Task goal: In your copy, drop the images and return each record exactly as it stands.

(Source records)
══════
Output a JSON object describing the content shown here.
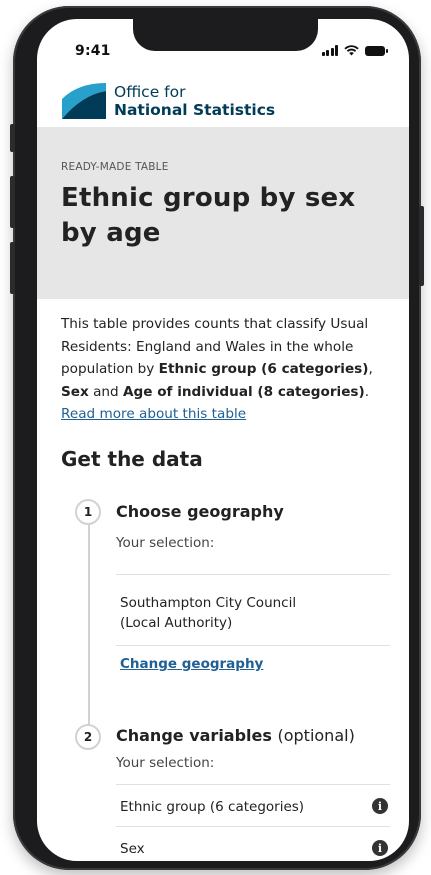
{
  "status": {
    "time": "9:41"
  },
  "header": {
    "org_line1": "Office for",
    "org_line2": "National Statistics"
  },
  "hero": {
    "eyebrow": "READY-MADE TABLE",
    "title": "Ethnic group by sex by age"
  },
  "intro": {
    "prefix": "This table provides counts that classify Usual Residents: England and Wales in the whole population by ",
    "var1": "Ethnic group (6 categories)",
    "sep1": ", ",
    "var2": "Sex",
    "sep2": " and ",
    "var3": "Age of individual (8 categories)",
    "suffix": ".",
    "read_more": "Read more about this table"
  },
  "get_data": {
    "title": "Get the data"
  },
  "steps": [
    {
      "number": "1",
      "title": "Choose geography",
      "selection_label": "Your selection:",
      "selection_line1": "Southampton City Council",
      "selection_line2": "(Local Authority)",
      "change_link": "Change geography"
    },
    {
      "number": "2",
      "title": "Change variables",
      "optional": "(optional)",
      "selection_label": "Your selection:",
      "variables": [
        "Ethnic group (6 categories)",
        "Sex"
      ]
    }
  ],
  "colors": {
    "link": "#206095",
    "ons_navy": "#003c57",
    "ons_teal": "#27a0cc",
    "hero_bg": "#e6e6e6"
  },
  "icons": {
    "info": "info-icon",
    "logo": "ons-logo-icon"
  }
}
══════
Expected answer:
Output a JSON object describing the content shown here.
{
  "status": {
    "time": "9:41"
  },
  "header": {
    "org_line1": "Office for",
    "org_line2": "National Statistics"
  },
  "hero": {
    "eyebrow": "READY-MADE TABLE",
    "title": "Ethnic group by sex by age"
  },
  "intro": {
    "prefix": "This table provides counts that classify Usual Residents: England and Wales in the whole population by ",
    "var1": "Ethnic group (6 categories)",
    "sep1": ", ",
    "var2": "Sex",
    "sep2": " and ",
    "var3": "Age of individual (8 categories)",
    "suffix": ".",
    "read_more": "Read more about this table"
  },
  "get_data": {
    "title": "Get the data"
  },
  "steps": [
    {
      "number": "1",
      "title": "Choose geography",
      "selection_label": "Your selection:",
      "selection_line1": "Southampton City Council",
      "selection_line2": "(Local Authority)",
      "change_link": "Change geography"
    },
    {
      "number": "2",
      "title": "Change variables",
      "optional": "(optional)",
      "selection_label": "Your selection:",
      "variables": [
        "Ethnic group (6 categories)",
        "Sex"
      ]
    }
  ],
  "colors": {
    "link": "#206095",
    "ons_navy": "#003c57",
    "ons_teal": "#27a0cc",
    "hero_bg": "#e6e6e6"
  },
  "icons": {
    "info": "info-icon",
    "logo": "ons-logo-icon"
  }
}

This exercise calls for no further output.